BRIEF:
Go through the data line by line and count the lines that hold "provided". Reply with the total only.

(Saved entries)
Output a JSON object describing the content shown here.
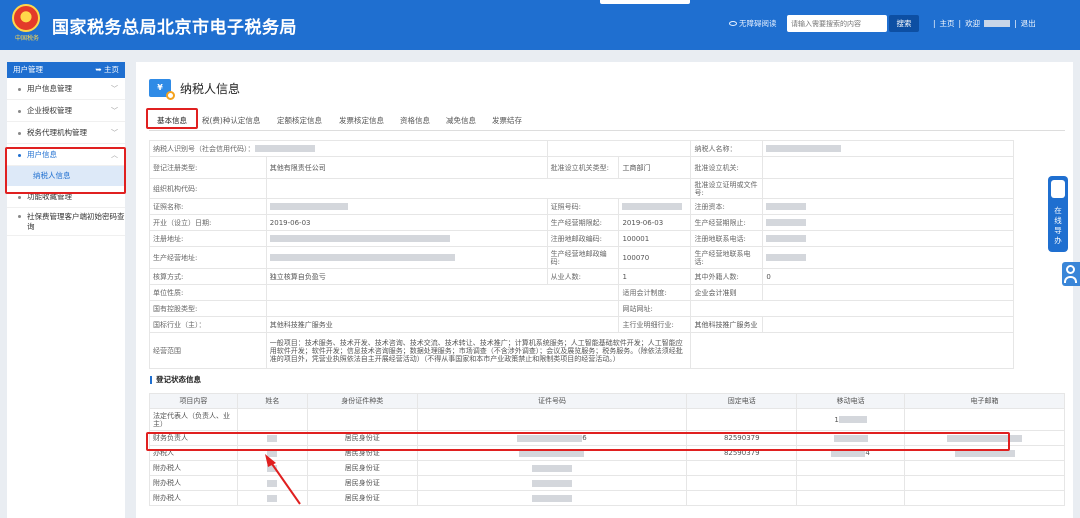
{
  "header": {
    "title": "国家税务总局北京市电子税务局",
    "emblem_text": "中国税务",
    "accessible_label": "无障碍阅读",
    "search_placeholder": "请输入需要搜索的内容",
    "search_button": "搜索",
    "home_link": "主页",
    "welcome_label": "欢迎",
    "logout_link": "退出",
    "separator": "|"
  },
  "sidebar": {
    "title": "用户管理",
    "home_label": "主页",
    "items": [
      {
        "label": "用户信息管理"
      },
      {
        "label": "企业授权管理"
      },
      {
        "label": "税务代理机构管理"
      },
      {
        "label": "用户信息"
      },
      {
        "label": "纳税人信息"
      },
      {
        "label": "功能收藏管理"
      },
      {
        "label": "社保费管理客户端初始密码查询"
      }
    ]
  },
  "main": {
    "title": "纳税人信息",
    "icon_text": "¥",
    "tabs": [
      {
        "label": "基本信息"
      },
      {
        "label": "税(费)种认定信息"
      },
      {
        "label": "定额核定信息"
      },
      {
        "label": "发票核定信息"
      },
      {
        "label": "资格信息"
      },
      {
        "label": "减免信息"
      },
      {
        "label": "发票结存"
      }
    ],
    "info": {
      "taxpayer_id_label": "纳税人识别号（社会信用代码）：",
      "taxpayer_name_label": "纳税人名称：",
      "reg_type_label": "登记注册类型:",
      "reg_type_value": "其他有限责任公司",
      "approval_org_label": "批准设立机关类型:",
      "approval_org_value": "工商部门",
      "approval_authority_label": "批准设立机关:",
      "org_code_label": "组织机构代码:",
      "approval_doc_label": "批准设立证明或文件号:",
      "cert_name_label": "证照名称:",
      "cert_no_label": "证照号码:",
      "reg_capital_label": "注册资本:",
      "open_date_label": "开业（设立）日期:",
      "open_date_value": "2019-06-03",
      "op_start_label": "生产经营期限起:",
      "op_start_value": "2019-06-03",
      "op_end_label": "生产经营期限止:",
      "reg_addr_label": "注册地址:",
      "reg_postcode_label": "注册地邮政编码:",
      "reg_postcode_value": "100001",
      "reg_phone_label": "注册地联系电话:",
      "op_addr_label": "生产经营地址:",
      "op_postcode_label": "生产经营地邮政编码:",
      "op_postcode_value": "100070",
      "op_phone_label": "生产经营地联系电话:",
      "accounting_label": "核算方式:",
      "accounting_value": "独立核算自负盈亏",
      "staff_label": "从业人数:",
      "staff_value": "1",
      "foreign_staff_label": "其中外籍人数:",
      "foreign_staff_value": "0",
      "unit_nature_label": "单位性质:",
      "accounting_system_label": "适用会计制度:",
      "accounting_system_value": "企业会计准则",
      "holding_label": "国有控股类型:",
      "website_label": "网站网址:",
      "industry_label": "国标行业（主）：",
      "industry_value": "其他科技推广服务业",
      "main_industry_label": "主行业明细行业:",
      "main_industry_value": "其他科技推广服务业",
      "scope_label": "经营范围",
      "scope_value": "一般项目：技术服务、技术开发、技术咨询、技术交流、技术转让、技术推广；计算机系统服务；人工智能基础软件开发；人工智能应用软件开发；软件开发；信息技术咨询服务；数据处理服务；市场调查（不含涉外调查）；会议及展览服务；税务服务。（除依法须经批准的项目外，凭营业执照依法自主开展经营活动）（不得从事国家和本市产业政策禁止和限制类项目的经营活动。）"
    },
    "registration_section": {
      "title": "登记状态信息",
      "columns": [
        "项目内容",
        "姓名",
        "身份证件种类",
        "证件号码",
        "固定电话",
        "移动电话",
        "电子邮箱"
      ],
      "rows": [
        {
          "role": "法定代表人（负责人、业主）",
          "id_type": "",
          "phone": "",
          "mobile_suffix": "1"
        },
        {
          "role": "财务负责人",
          "id_type": "居民身份证",
          "phone": "82590379",
          "id_suffix": "6",
          "mobile_suffix": ""
        },
        {
          "role": "办税人",
          "id_type": "居民身份证",
          "phone": "82590379",
          "id_suffix": "",
          "mobile_suffix": "4"
        },
        {
          "role": "附办税人",
          "id_type": "居民身份证",
          "phone": "",
          "mobile_suffix": ""
        },
        {
          "role": "附办税人",
          "id_type": "居民身份证",
          "phone": "",
          "mobile_suffix": ""
        },
        {
          "role": "附办税人",
          "id_type": "居民身份证",
          "phone": "",
          "mobile_suffix": ""
        }
      ]
    }
  },
  "floating": {
    "guide_label": "在线导办"
  },
  "colors": {
    "primary": "#1f6fd0",
    "highlight": "#e02020",
    "active_sub_bg": "#dde9f8"
  }
}
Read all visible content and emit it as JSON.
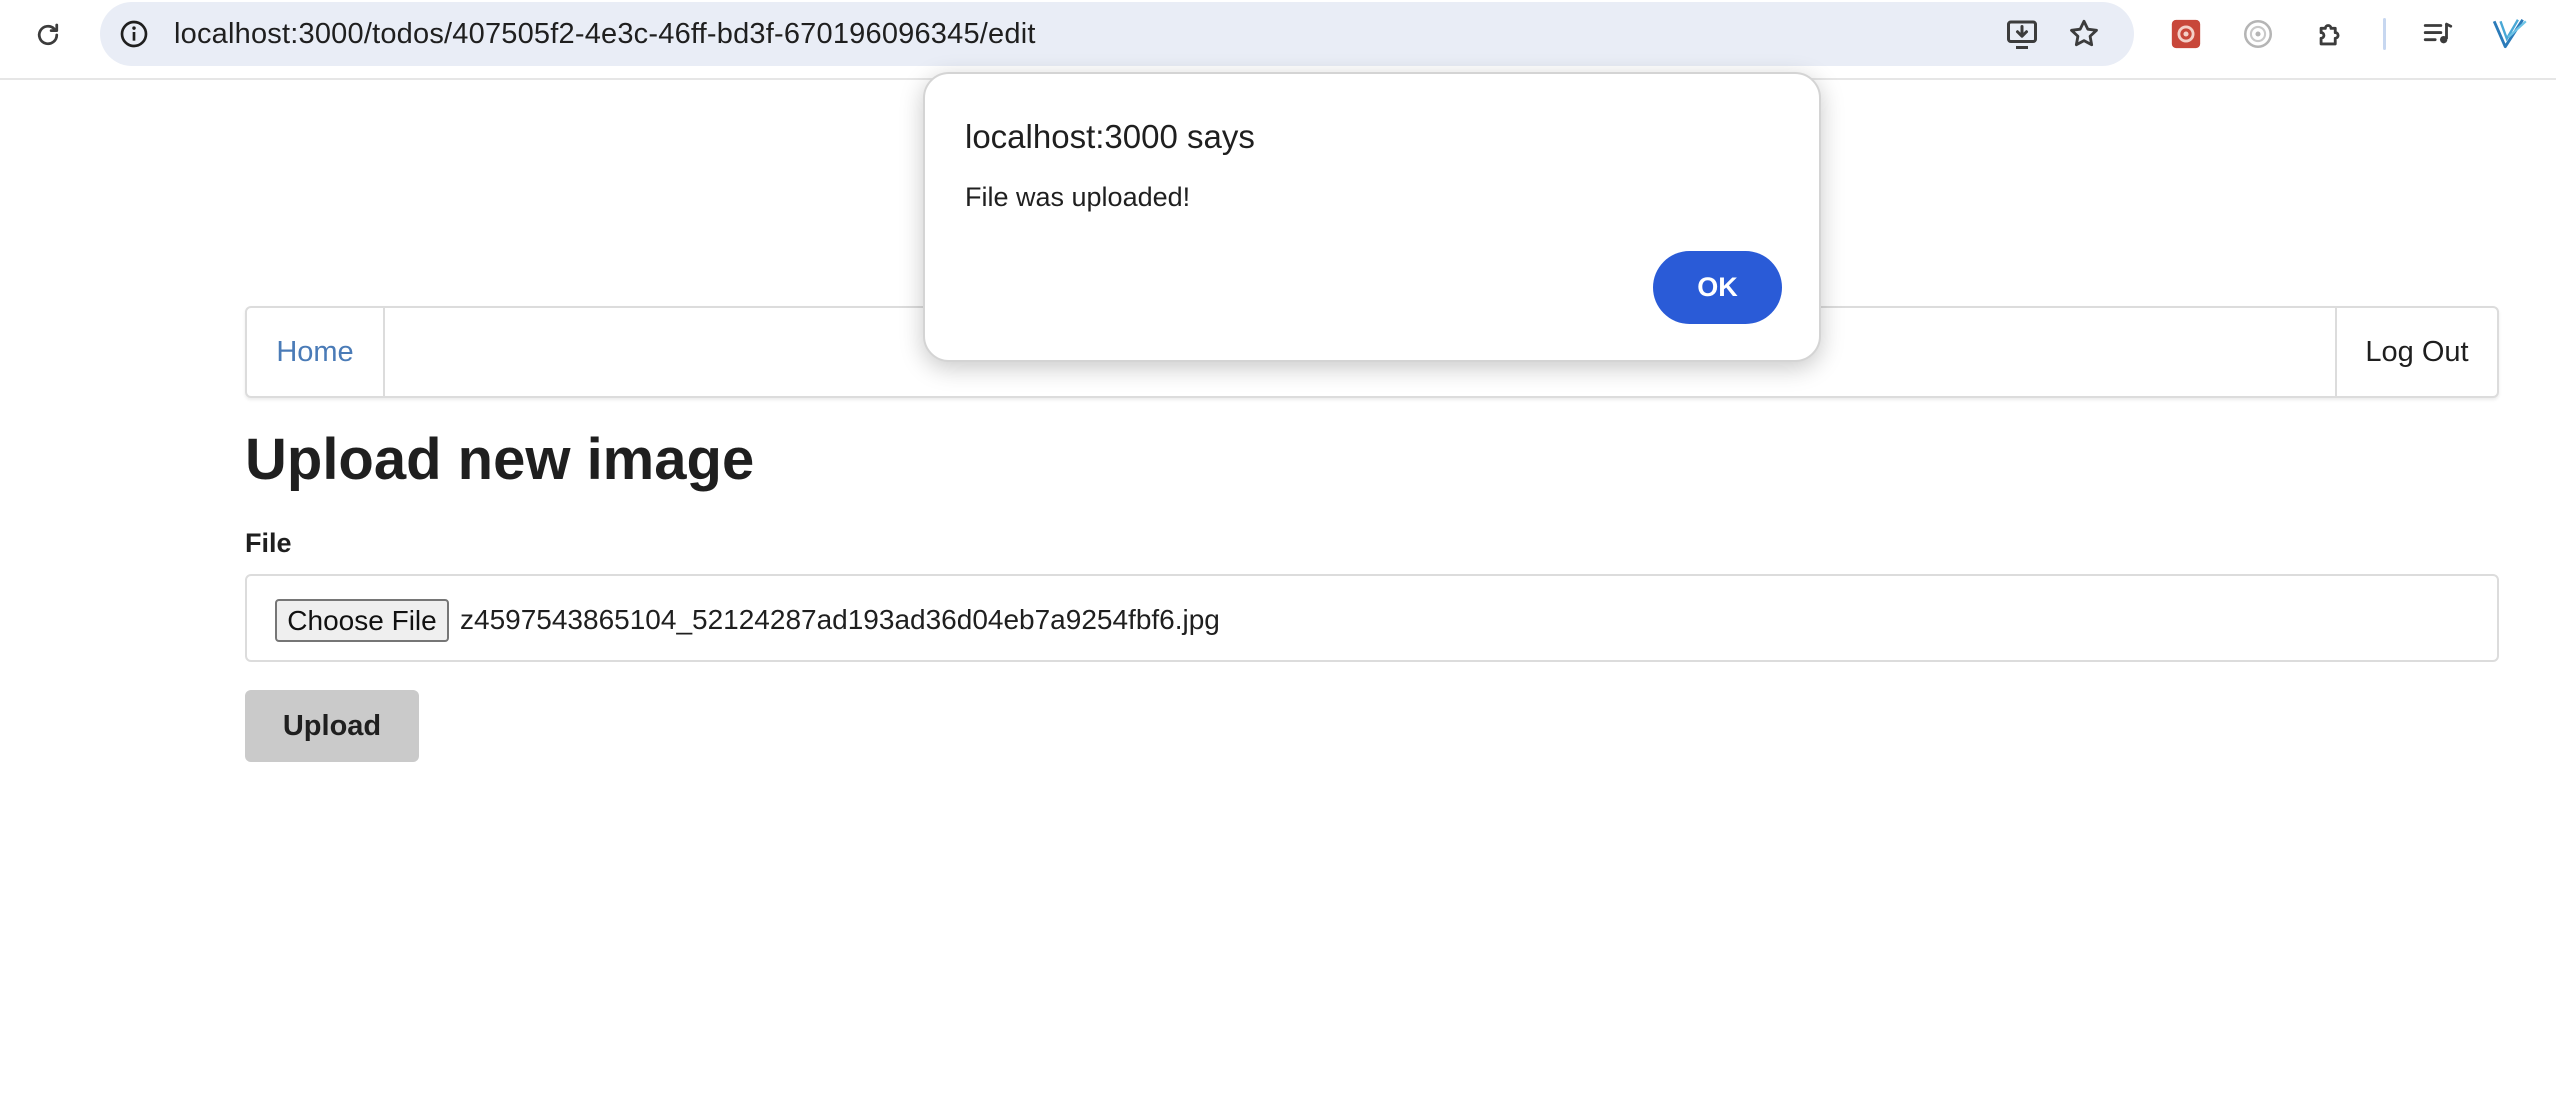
{
  "browser": {
    "url": "localhost:3000/todos/407505f2-4e3c-46ff-bd3f-670196096345/edit",
    "icons": {
      "reload": "reload-icon",
      "site_info": "info-icon",
      "install": "install-app-icon",
      "bookmark": "star-icon",
      "ext1": "red-extension-icon",
      "ext2": "gray-extension-icon",
      "extensions": "puzzle-icon",
      "media": "media-control-icon",
      "profile": "v-logo-icon"
    }
  },
  "nav": {
    "home": "Home",
    "logout": "Log Out"
  },
  "page": {
    "title": "Upload new image",
    "file_label": "File",
    "choose_file": "Choose File",
    "file_name": "z4597543865104_52124287ad193ad36d04eb7a9254fbf6.jpg",
    "upload": "Upload"
  },
  "dialog": {
    "title": "localhost:3000 says",
    "message": "File was uploaded!",
    "ok": "OK"
  },
  "colors": {
    "link": "#4a7bb7",
    "ok_button": "#2a5bd7",
    "upload_button": "#cacaca",
    "omnibox": "#e9edf6"
  }
}
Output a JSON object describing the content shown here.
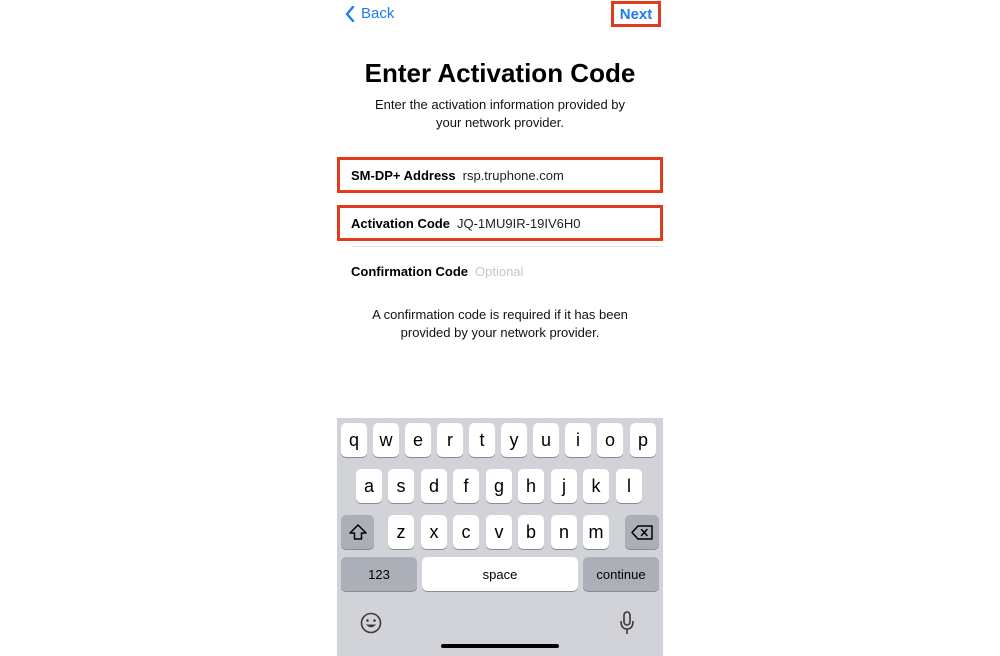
{
  "nav": {
    "back_label": "Back",
    "next_label": "Next"
  },
  "header": {
    "title": "Enter Activation Code",
    "subtitle_line1": "Enter the activation information provided by",
    "subtitle_line2": "your network provider."
  },
  "form": {
    "smdp_label": "SM-DP+ Address",
    "smdp_value": "rsp.truphone.com",
    "activation_label": "Activation Code",
    "activation_value": "JQ-1MU9IR-19IV6H0",
    "confirmation_label": "Confirmation Code",
    "confirmation_placeholder": "Optional"
  },
  "note": {
    "line1": "A confirmation code is required if it has been",
    "line2": "provided by your network provider."
  },
  "keyboard": {
    "row1": [
      "q",
      "w",
      "e",
      "r",
      "t",
      "y",
      "u",
      "i",
      "o",
      "p"
    ],
    "row2": [
      "a",
      "s",
      "d",
      "f",
      "g",
      "h",
      "j",
      "k",
      "l"
    ],
    "row3": [
      "z",
      "x",
      "c",
      "v",
      "b",
      "n",
      "m"
    ],
    "numbers_label": "123",
    "space_label": "space",
    "continue_label": "continue",
    "icons": [
      "shift-icon",
      "delete-icon",
      "emoji-icon",
      "microphone-icon"
    ]
  },
  "colors": {
    "accent": "#1f7bf0",
    "highlight": "#e23a1c",
    "keyboard_bg": "#d2d3d8"
  }
}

YOUR RESPONSE:
2